> YOUR INSTRUCTIONS
Every line of the data below should be repeated exactly, and no picture should be copied.

------

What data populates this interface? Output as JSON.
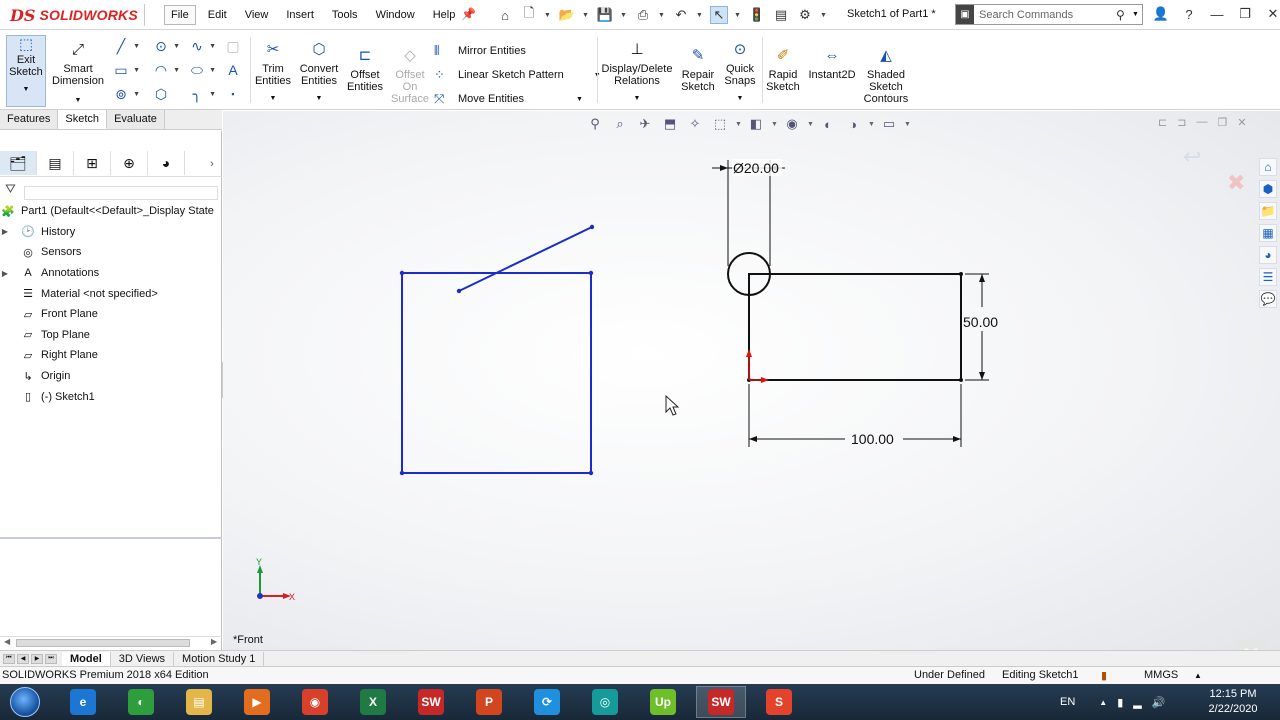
{
  "app": {
    "logo_ds": "DS",
    "logo_name": "SOLIDWORKS",
    "document_title": "Sketch1 of Part1 *"
  },
  "menu": [
    "File",
    "Edit",
    "View",
    "Insert",
    "Tools",
    "Window",
    "Help"
  ],
  "search": {
    "placeholder": "Search Commands"
  },
  "ribbon": {
    "exit_sketch": "Exit Sketch",
    "smart_dimension": "Smart Dimension",
    "trim_entities": "Trim Entities",
    "convert_entities": "Convert Entities",
    "offset_entities": "Offset Entities",
    "offset_on_surface": "Offset On Surface",
    "mirror_entities": "Mirror Entities",
    "linear_sketch_pattern": "Linear Sketch Pattern",
    "move_entities": "Move Entities",
    "display_delete_relations": "Display/Delete Relations",
    "repair_sketch": "Repair Sketch",
    "quick_snaps": "Quick Snaps",
    "rapid_sketch": "Rapid Sketch",
    "instant2d": "Instant2D",
    "shaded_sketch_contours": "Shaded Sketch Contours"
  },
  "tabs": [
    "Features",
    "Sketch",
    "Evaluate"
  ],
  "tree": {
    "root": "Part1  (Default<<Default>_Display State",
    "items": [
      {
        "label": "History",
        "icon": "history-icon",
        "expand": true
      },
      {
        "label": "Sensors",
        "icon": "sensors-icon",
        "expand": false
      },
      {
        "label": "Annotations",
        "icon": "annotations-icon",
        "expand": true
      },
      {
        "label": "Material <not specified>",
        "icon": "material-icon",
        "expand": false
      },
      {
        "label": "Front Plane",
        "icon": "plane-icon",
        "expand": false
      },
      {
        "label": "Top Plane",
        "icon": "plane-icon",
        "expand": false
      },
      {
        "label": "Right Plane",
        "icon": "plane-icon",
        "expand": false
      },
      {
        "label": "Origin",
        "icon": "origin-icon",
        "expand": false
      },
      {
        "label": "(-) Sketch1",
        "icon": "sketch-icon",
        "expand": false
      }
    ]
  },
  "graphics": {
    "view_label": "*Front",
    "dimensions": {
      "diameter": "Ø20.00",
      "height": "50.00",
      "width": "100.00"
    },
    "triad_y": "Y",
    "triad_x": "X"
  },
  "bottom_tabs": [
    "Model",
    "3D Views",
    "Motion Study 1"
  ],
  "status": {
    "edition": "SOLIDWORKS Premium 2018 x64 Edition",
    "state": "Under Defined",
    "editing": "Editing Sketch1",
    "units": "MMGS"
  },
  "taskbar": {
    "apps": [
      {
        "name": "internet-explorer",
        "label": "e",
        "color": "#1c77d4"
      },
      {
        "name": "chrome-like",
        "label": "◐",
        "color": "#2e9e3c"
      },
      {
        "name": "file-explorer",
        "label": "▤",
        "color": "#e3b64a"
      },
      {
        "name": "media-player",
        "label": "▶",
        "color": "#e46c1e"
      },
      {
        "name": "chrome",
        "label": "◉",
        "color": "#d9402c"
      },
      {
        "name": "excel",
        "label": "X",
        "color": "#1f7a44"
      },
      {
        "name": "solidworks-2018",
        "label": "SW",
        "color": "#c62828"
      },
      {
        "name": "powerpoint",
        "label": "P",
        "color": "#d1461f"
      },
      {
        "name": "sync-app",
        "label": "⟳",
        "color": "#1f8fe0"
      },
      {
        "name": "video-app",
        "label": "◎",
        "color": "#179a9a"
      },
      {
        "name": "upwork",
        "label": "Up",
        "color": "#6fbf2a"
      },
      {
        "name": "solidworks-2018-active",
        "label": "SW",
        "color": "#c62828"
      },
      {
        "name": "s-app",
        "label": "S",
        "color": "#e4432b"
      }
    ],
    "lang": "EN",
    "time": "12:15 PM",
    "date": "2/22/2020"
  }
}
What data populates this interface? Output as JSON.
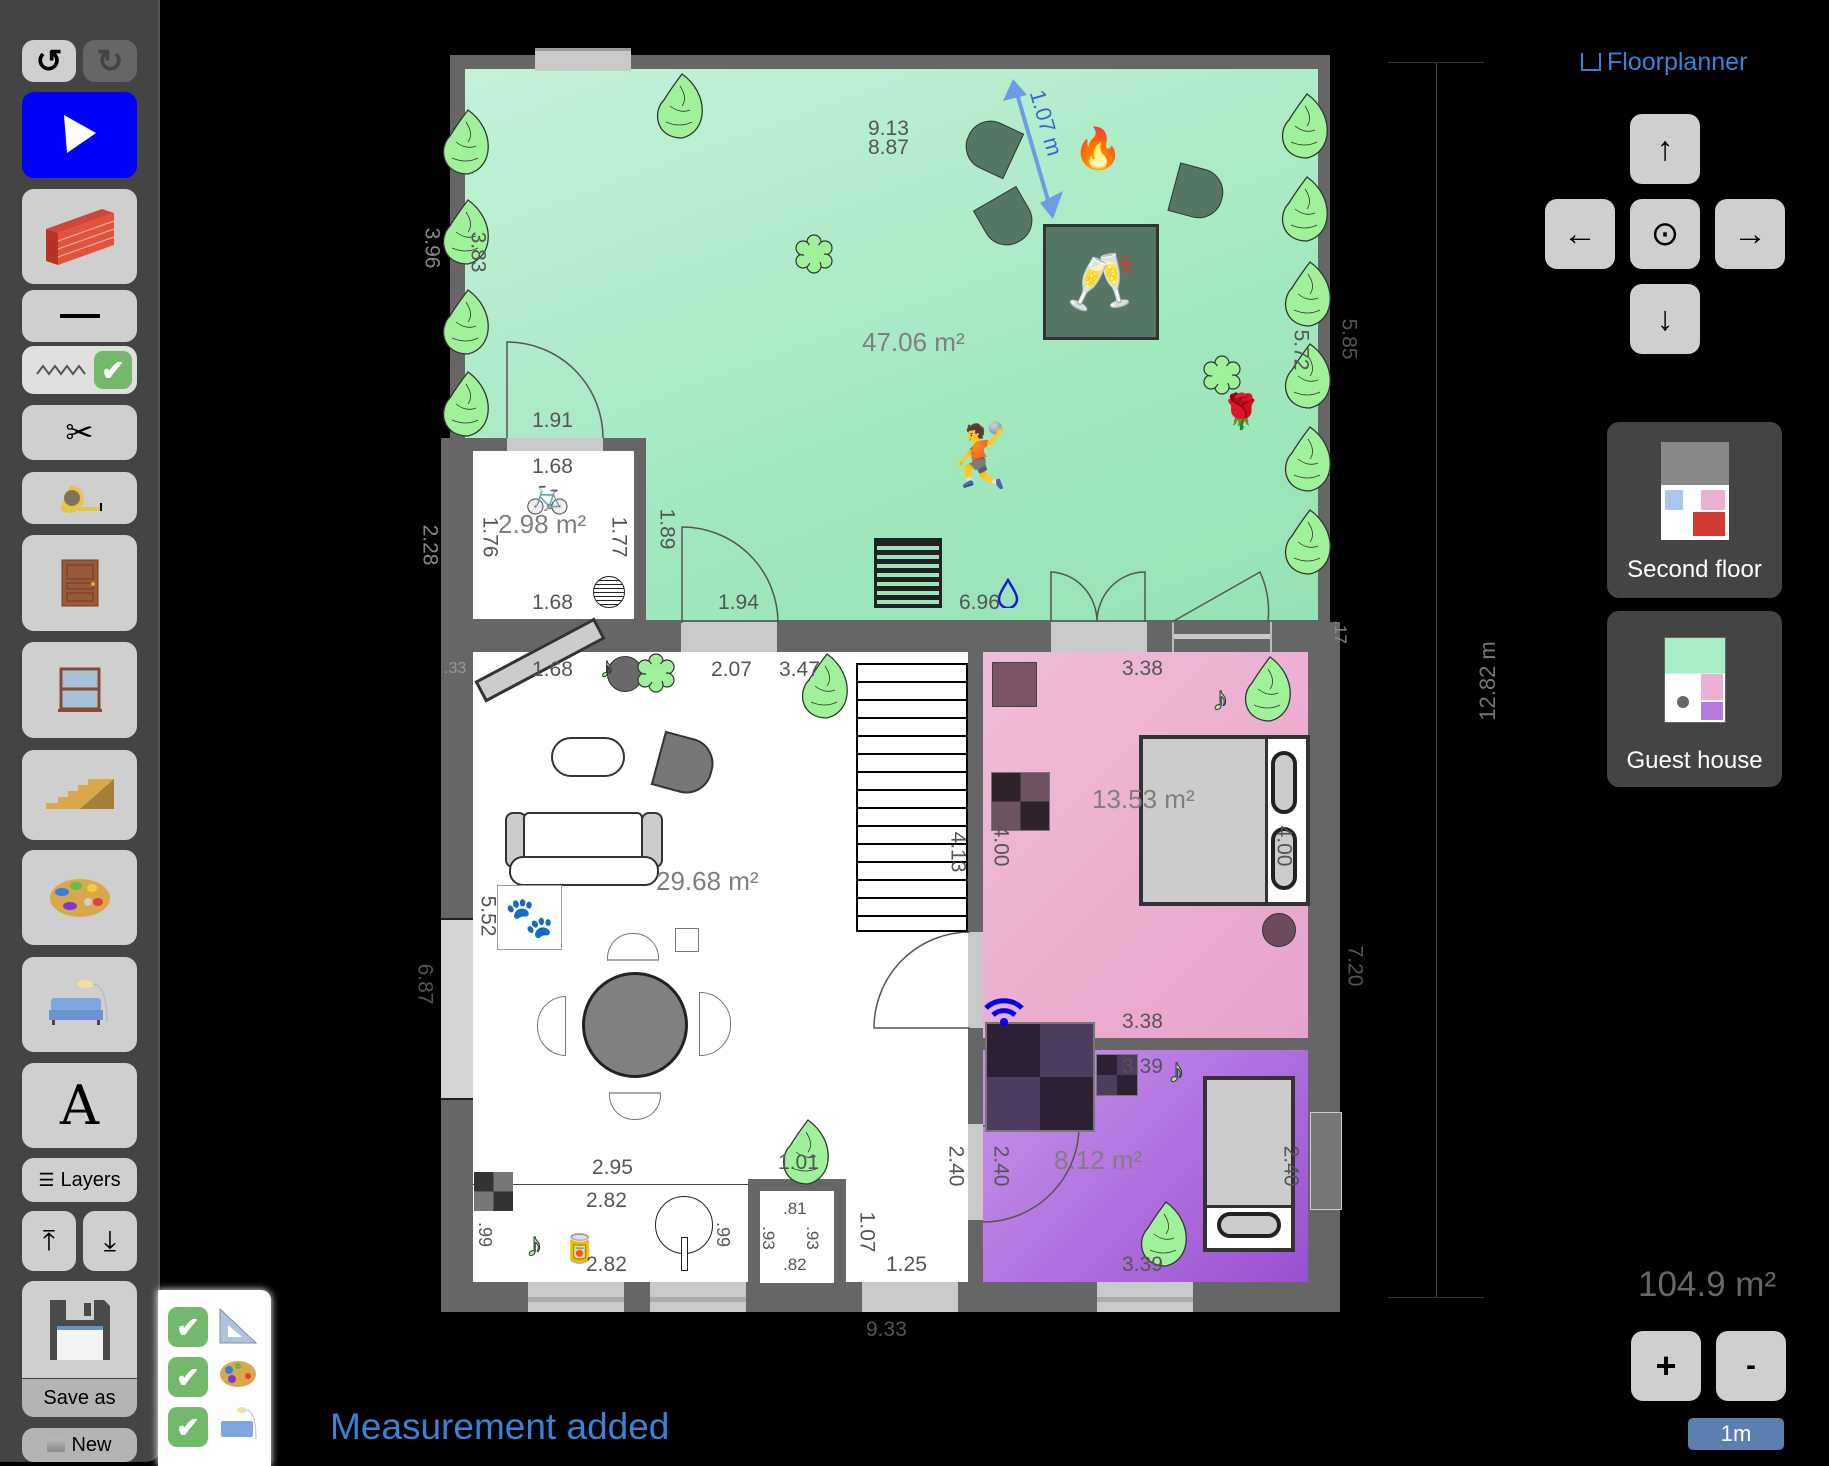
{
  "app": {
    "title": "Floorplanner",
    "home_icon": "house-outline-icon"
  },
  "toolbar": {
    "undo_icon": "↺",
    "redo_icon": "↻",
    "play_icon": "play-icon",
    "wall_tool": "brick-wall-icon",
    "line_tool": "—",
    "zigzag_tool": "zigzag-icon",
    "zigzag_checked": "✔",
    "cut_tool": "✂",
    "measure_tool": "tape-measure-icon",
    "door_tool": "door-icon",
    "window_tool": "window-icon",
    "stairs_tool": "stairs-icon",
    "paint_tool": "palette-icon",
    "furniture_tool": "couch-lamp-icon",
    "text_tool": "A",
    "layers_label": "Layers",
    "layers_icon": "☰",
    "move_top_icon": "⤒",
    "move_bottom_icon": "⤓",
    "save_icon": "floppy-disk-icon",
    "save_as_label": "Save as",
    "new_label": "New",
    "new_icon": "folder-icon"
  },
  "layers_panel": {
    "items": [
      {
        "name": "measurements",
        "checked": true,
        "mark": "✔"
      },
      {
        "name": "colors",
        "checked": true,
        "mark": "✔"
      },
      {
        "name": "furniture",
        "checked": true,
        "mark": "✔"
      }
    ]
  },
  "status": {
    "message": "Measurement added"
  },
  "navigation": {
    "up": "↑",
    "down": "↓",
    "left": "←",
    "right": "→",
    "center": "⊙"
  },
  "floors": [
    {
      "label": "Second floor"
    },
    {
      "label": "Guest house"
    }
  ],
  "total_area": "104.9 m²",
  "zoom": {
    "in": "+",
    "out": "-",
    "scale_label": "1m"
  },
  "plan": {
    "colors": {
      "garden": "#a8ecc4",
      "pink": "#eab0d4",
      "purple": "#b679e0",
      "wall": "#666666",
      "floor": "#ffffff"
    },
    "rooms": [
      {
        "name": "garden",
        "area": "47.06 m²"
      },
      {
        "name": "bike-storage",
        "area": "2.98 m²"
      },
      {
        "name": "living-room",
        "area": "29.68 m²"
      },
      {
        "name": "bedroom",
        "area": "13.53 m²"
      },
      {
        "name": "bathroom",
        "area": "8.12 m²"
      }
    ],
    "labels": {
      "g_top1": "9.13",
      "g_top2": "8.87",
      "g_left_out": "3.96",
      "g_left_in": "3.83",
      "g_right_out": "5.85",
      "g_right_in": "5.72",
      "g_door": "1.91",
      "g_door2": "1.94",
      "g_bottom": "6.96",
      "bike_top": "1.68",
      "bike_bottom": "1.68",
      "bike_left": "1.76",
      "bike_right": "1.77",
      "bike_outer_left": "2.28",
      "bike_gap": "1.89",
      "corner_17": ".17",
      "corner_33": ".33",
      "living_top1": "1.68",
      "living_top2": "2.07",
      "living_top3": "3.47",
      "stair_len": "4.13",
      "living_left": "5.52",
      "outer_left": "6.87",
      "kitchen_top": "2.95",
      "kitchen_in_top": "2.82",
      "kitchen_in_bottom": "2.82",
      "kitchen_left": ".99",
      "kitchen_right": ".99",
      "wc_top": ".81",
      "wc_bottom": ".82",
      "wc_left": ".93",
      "wc_right": ".93",
      "hall_101": "1.01",
      "hall_107": "1.07",
      "hall_125": "1.25",
      "hall_240": "2.40",
      "bottom_outer": "9.33",
      "bed_top": "3.38",
      "bed_bottom": "3.38",
      "bed_left": "4.00",
      "bed_right": "4.00",
      "bath_top": "3.39",
      "bath_bottom": "3.39",
      "bath_left": "2.40",
      "bath_right": "2.40",
      "outer_right": "7.20",
      "total_height": "12.82 m",
      "measure": "1.07 m"
    },
    "objects": {
      "plant": "monstera-plant-icon",
      "shrub": "shrub-icon",
      "fire": "🔥",
      "cheers": "🥂",
      "player": "🤾",
      "rose": "🌹",
      "bike": "🚲",
      "paw": "🐾",
      "note": "♪",
      "drop": "water-drop-icon",
      "wifi": "wifi-icon",
      "can": "🥫"
    }
  }
}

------

> FINISHED EXERCISE
What data populates this interface? Output as JSON.
{
  "app": {
    "logo_ds": "DS",
    "logo_name": "SOLIDWORKS",
    "document_title": "Sketch1 of Part1 *"
  },
  "menu": [
    "File",
    "Edit",
    "View",
    "Insert",
    "Tools",
    "Window",
    "Help"
  ],
  "search": {
    "placeholder": "Search Commands"
  },
  "ribbon": {
    "exit_sketch": "Exit Sketch",
    "smart_dimension": "Smart Dimension",
    "trim_entities": "Trim Entities",
    "convert_entities": "Convert Entities",
    "offset_entities": "Offset Entities",
    "offset_on_surface": "Offset On Surface",
    "mirror_entities": "Mirror Entities",
    "linear_sketch_pattern": "Linear Sketch Pattern",
    "move_entities": "Move Entities",
    "display_delete_relations": "Display/Delete Relations",
    "repair_sketch": "Repair Sketch",
    "quick_snaps": "Quick Snaps",
    "rapid_sketch": "Rapid Sketch",
    "instant2d": "Instant2D",
    "shaded_sketch_contours": "Shaded Sketch Contours"
  },
  "tabs": [
    "Features",
    "Sketch",
    "Evaluate"
  ],
  "tree": {
    "root": "Part1  (Default<<Default>_Display State",
    "items": [
      {
        "label": "History",
        "icon": "history-icon",
        "expand": true
      },
      {
        "label": "Sensors",
        "icon": "sensors-icon",
        "expand": false
      },
      {
        "label": "Annotations",
        "icon": "annotations-icon",
        "expand": true
      },
      {
        "label": "Material <not specified>",
        "icon": "material-icon",
        "expand": false
      },
      {
        "label": "Front Plane",
        "icon": "plane-icon",
        "expand": false
      },
      {
        "label": "Top Plane",
        "icon": "plane-icon",
        "expand": false
      },
      {
        "label": "Right Plane",
        "icon": "plane-icon",
        "expand": false
      },
      {
        "label": "Origin",
        "icon": "origin-icon",
        "expand": false
      },
      {
        "label": "(-) Sketch1",
        "icon": "sketch-icon",
        "expand": false
      }
    ]
  },
  "graphics": {
    "view_label": "*Front",
    "dimensions": {
      "diameter": "Ø20.00",
      "height": "50.00",
      "width": "100.00"
    },
    "triad_y": "Y",
    "triad_x": "X"
  },
  "bottom_tabs": [
    "Model",
    "3D Views",
    "Motion Study 1"
  ],
  "status": {
    "edition": "SOLIDWORKS Premium 2018 x64 Edition",
    "state": "Under Defined",
    "editing": "Editing Sketch1",
    "units": "MMGS"
  },
  "taskbar": {
    "apps": [
      {
        "name": "internet-explorer",
        "label": "e",
        "color": "#1c77d4"
      },
      {
        "name": "chrome-like",
        "label": "◐",
        "color": "#2e9e3c"
      },
      {
        "name": "file-explorer",
        "label": "▤",
        "color": "#e3b64a"
      },
      {
        "name": "media-player",
        "label": "▶",
        "color": "#e46c1e"
      },
      {
        "name": "chrome",
        "label": "◉",
        "color": "#d9402c"
      },
      {
        "name": "excel",
        "label": "X",
        "color": "#1f7a44"
      },
      {
        "name": "solidworks-2018",
        "label": "SW",
        "color": "#c62828"
      },
      {
        "name": "powerpoint",
        "label": "P",
        "color": "#d1461f"
      },
      {
        "name": "sync-app",
        "label": "⟳",
        "color": "#1f8fe0"
      },
      {
        "name": "video-app",
        "label": "◎",
        "color": "#179a9a"
      },
      {
        "name": "upwork",
        "label": "Up",
        "color": "#6fbf2a"
      },
      {
        "name": "solidworks-2018-active",
        "label": "SW",
        "color": "#c62828"
      },
      {
        "name": "s-app",
        "label": "S",
        "color": "#e4432b"
      }
    ],
    "lang": "EN",
    "time": "12:15 PM",
    "date": "2/22/2020"
  }
}
What data populates this interface? Output as JSON.
{
  "app": {
    "title": "Floorplanner",
    "home_icon": "house-outline-icon"
  },
  "toolbar": {
    "undo_icon": "↺",
    "redo_icon": "↻",
    "play_icon": "play-icon",
    "wall_tool": "brick-wall-icon",
    "line_tool": "—",
    "zigzag_tool": "zigzag-icon",
    "zigzag_checked": "✔",
    "cut_tool": "✂",
    "measure_tool": "tape-measure-icon",
    "door_tool": "door-icon",
    "window_tool": "window-icon",
    "stairs_tool": "stairs-icon",
    "paint_tool": "palette-icon",
    "furniture_tool": "couch-lamp-icon",
    "text_tool": "A",
    "layers_label": "Layers",
    "layers_icon": "☰",
    "move_top_icon": "⤒",
    "move_bottom_icon": "⤓",
    "save_icon": "floppy-disk-icon",
    "save_as_label": "Save as",
    "new_label": "New",
    "new_icon": "folder-icon"
  },
  "layers_panel": {
    "items": [
      {
        "name": "measurements",
        "checked": true,
        "mark": "✔"
      },
      {
        "name": "colors",
        "checked": true,
        "mark": "✔"
      },
      {
        "name": "furniture",
        "checked": true,
        "mark": "✔"
      }
    ]
  },
  "status": {
    "message": "Measurement added"
  },
  "navigation": {
    "up": "↑",
    "down": "↓",
    "left": "←",
    "right": "→",
    "center": "⊙"
  },
  "floors": [
    {
      "label": "Second floor"
    },
    {
      "label": "Guest house"
    }
  ],
  "total_area": "104.9 m²",
  "zoom": {
    "in": "+",
    "out": "-",
    "scale_label": "1m"
  },
  "plan": {
    "colors": {
      "garden": "#a8ecc4",
      "pink": "#eab0d4",
      "purple": "#b679e0",
      "wall": "#666666",
      "floor": "#ffffff"
    },
    "rooms": [
      {
        "name": "garden",
        "area": "47.06 m²"
      },
      {
        "name": "bike-storage",
        "area": "2.98 m²"
      },
      {
        "name": "living-room",
        "area": "29.68 m²"
      },
      {
        "name": "bedroom",
        "area": "13.53 m²"
      },
      {
        "name": "bathroom",
        "area": "8.12 m²"
      }
    ],
    "labels": {
      "g_top1": "9.13",
      "g_top2": "8.87",
      "g_left_out": "3.96",
      "g_left_in": "3.83",
      "g_right_out": "5.85",
      "g_right_in": "5.72",
      "g_door": "1.91",
      "g_door2": "1.94",
      "g_bottom": "6.96",
      "bike_top": "1.68",
      "bike_bottom": "1.68",
      "bike_left": "1.76",
      "bike_right": "1.77",
      "bike_outer_left": "2.28",
      "bike_gap": "1.89",
      "corner_17": ".17",
      "corner_33": ".33",
      "living_top1": "1.68",
      "living_top2": "2.07",
      "living_top3": "3.47",
      "stair_len": "4.13",
      "living_left": "5.52",
      "outer_left": "6.87",
      "kitchen_top": "2.95",
      "kitchen_in_top": "2.82",
      "kitchen_in_bottom": "2.82",
      "kitchen_left": ".99",
      "kitchen_right": ".99",
      "wc_top": ".81",
      "wc_bottom": ".82",
      "wc_left": ".93",
      "wc_right": ".93",
      "hall_101": "1.01",
      "hall_107": "1.07",
      "hall_125": "1.25",
      "hall_240": "2.40",
      "bottom_outer": "9.33",
      "bed_top": "3.38",
      "bed_bottom": "3.38",
      "bed_left": "4.00",
      "bed_right": "4.00",
      "bath_top": "3.39",
      "bath_bottom": "3.39",
      "bath_left": "2.40",
      "bath_right": "2.40",
      "outer_right": "7.20",
      "total_height": "12.82 m",
      "measure": "1.07 m"
    },
    "objects": {
      "plant": "monstera-plant-icon",
      "shrub": "shrub-icon",
      "fire": "🔥",
      "cheers": "🥂",
      "player": "🤾",
      "rose": "🌹",
      "bike": "🚲",
      "paw": "🐾",
      "note": "♪",
      "drop": "water-drop-icon",
      "wifi": "wifi-icon",
      "can": "🥫"
    }
  }
}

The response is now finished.